Hi folks, I have two questions regarding inner classes. 1. I understand that a Non-Static Inner Class (Member class), cannot have static members as it cannot exist without an outer instance hence it cannot provide service such as static members. But why can't static local classes define static members? What is the underlying logic that tells us that static local classes can't define static members. When they can infact exist without an outer instance! 2. Non-static inner classes (Member classes) or Local classes cannot have static members however they can extend classes having static members. In this case won't these static variables be inherited in the member classes / local classes. Then these member classes/ local classes would have existing static members? or?? Can anyone discuss? thanks, Zulfiqar Raza
Hi, 1.Can you define a static variable inside a method(both static & non-static) ? It is not possible. Like that you cannot have static varibles defined in side local classes which are inside a method. 2. Why non-static inner class connot have static mebers ? Because the static member is always belongs to class not to the instance. Here the non-static inner class itself belong to an "instance" of outer class. Then how can you define a static variable inside. But it is possible inside static inner class since this class does not tied with any instance. I hope it is clear. solaiappan
Hi Zulfiqar, 1. The logic seems to be that local inner classes are not members and the static modifier can only be applied to members.
... local inner classes are not members of the class...therefore they cannot be private, protected, public or static .. because these modifiers apply only to class members. The Java Programming Language: Second Edtion pg 53
2. Local inner classes can inherit static members of the class they extend.

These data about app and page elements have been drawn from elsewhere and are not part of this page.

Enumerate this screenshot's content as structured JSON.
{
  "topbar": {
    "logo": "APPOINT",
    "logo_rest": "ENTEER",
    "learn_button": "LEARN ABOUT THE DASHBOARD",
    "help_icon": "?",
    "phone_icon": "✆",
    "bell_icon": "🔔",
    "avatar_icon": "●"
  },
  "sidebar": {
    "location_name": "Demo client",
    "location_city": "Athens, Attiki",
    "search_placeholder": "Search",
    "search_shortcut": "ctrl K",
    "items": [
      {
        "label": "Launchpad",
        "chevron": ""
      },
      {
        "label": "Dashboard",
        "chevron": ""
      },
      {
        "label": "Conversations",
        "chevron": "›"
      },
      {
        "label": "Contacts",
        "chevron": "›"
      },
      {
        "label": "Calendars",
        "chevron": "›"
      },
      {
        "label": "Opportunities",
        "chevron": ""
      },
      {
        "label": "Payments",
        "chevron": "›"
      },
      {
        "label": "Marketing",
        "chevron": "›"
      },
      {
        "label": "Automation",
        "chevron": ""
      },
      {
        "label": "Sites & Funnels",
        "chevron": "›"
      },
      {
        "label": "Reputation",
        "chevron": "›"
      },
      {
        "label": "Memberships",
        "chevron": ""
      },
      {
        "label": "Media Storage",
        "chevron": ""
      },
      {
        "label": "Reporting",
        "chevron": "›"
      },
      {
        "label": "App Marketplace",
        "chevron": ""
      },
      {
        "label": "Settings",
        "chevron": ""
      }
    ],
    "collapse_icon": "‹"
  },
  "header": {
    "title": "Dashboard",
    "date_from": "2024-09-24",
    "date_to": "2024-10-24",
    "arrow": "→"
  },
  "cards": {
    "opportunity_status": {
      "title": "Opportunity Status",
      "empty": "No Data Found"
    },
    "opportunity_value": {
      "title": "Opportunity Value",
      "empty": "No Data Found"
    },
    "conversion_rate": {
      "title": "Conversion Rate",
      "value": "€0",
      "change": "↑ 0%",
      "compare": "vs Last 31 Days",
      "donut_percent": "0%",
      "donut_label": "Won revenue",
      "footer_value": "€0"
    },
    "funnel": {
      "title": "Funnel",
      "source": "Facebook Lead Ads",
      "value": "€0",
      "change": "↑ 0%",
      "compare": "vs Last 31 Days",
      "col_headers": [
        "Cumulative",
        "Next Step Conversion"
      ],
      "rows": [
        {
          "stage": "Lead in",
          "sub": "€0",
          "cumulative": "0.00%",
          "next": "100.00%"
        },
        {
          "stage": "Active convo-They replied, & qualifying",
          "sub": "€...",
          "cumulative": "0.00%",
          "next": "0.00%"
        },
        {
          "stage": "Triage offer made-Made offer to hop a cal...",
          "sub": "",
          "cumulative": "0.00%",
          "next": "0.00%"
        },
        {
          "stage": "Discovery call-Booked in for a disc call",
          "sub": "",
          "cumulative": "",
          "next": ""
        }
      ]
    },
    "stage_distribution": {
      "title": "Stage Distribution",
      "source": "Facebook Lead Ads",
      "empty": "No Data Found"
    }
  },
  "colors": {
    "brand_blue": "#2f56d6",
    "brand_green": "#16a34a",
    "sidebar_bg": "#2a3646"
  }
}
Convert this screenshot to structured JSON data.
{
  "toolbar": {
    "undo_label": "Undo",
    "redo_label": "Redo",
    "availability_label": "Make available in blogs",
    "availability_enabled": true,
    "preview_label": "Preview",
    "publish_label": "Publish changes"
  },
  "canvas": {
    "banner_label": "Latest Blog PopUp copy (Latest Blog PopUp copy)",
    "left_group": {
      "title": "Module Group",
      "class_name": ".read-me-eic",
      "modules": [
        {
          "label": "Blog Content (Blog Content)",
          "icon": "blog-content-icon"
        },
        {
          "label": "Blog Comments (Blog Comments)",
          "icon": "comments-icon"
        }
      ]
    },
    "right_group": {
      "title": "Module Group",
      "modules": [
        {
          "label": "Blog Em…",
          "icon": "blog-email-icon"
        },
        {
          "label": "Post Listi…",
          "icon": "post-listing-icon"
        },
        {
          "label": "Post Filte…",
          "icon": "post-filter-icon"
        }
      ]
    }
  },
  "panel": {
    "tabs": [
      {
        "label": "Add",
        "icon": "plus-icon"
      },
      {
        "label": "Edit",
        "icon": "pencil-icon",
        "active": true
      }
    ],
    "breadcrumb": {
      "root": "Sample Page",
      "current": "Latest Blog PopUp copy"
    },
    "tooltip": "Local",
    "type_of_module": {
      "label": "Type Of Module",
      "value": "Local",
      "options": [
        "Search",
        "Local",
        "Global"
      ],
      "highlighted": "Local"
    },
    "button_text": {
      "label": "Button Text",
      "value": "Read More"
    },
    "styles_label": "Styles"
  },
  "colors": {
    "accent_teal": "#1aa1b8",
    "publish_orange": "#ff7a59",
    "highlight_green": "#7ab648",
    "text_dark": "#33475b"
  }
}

The above compiles and, when run, prints: Static var: 10. So local inner classes behave as you'd expect re: inheritance. Hope that helps. ------------------ Jane The cure for boredom is curiosity. There is no cure for curiousity. -- Dorothy Parker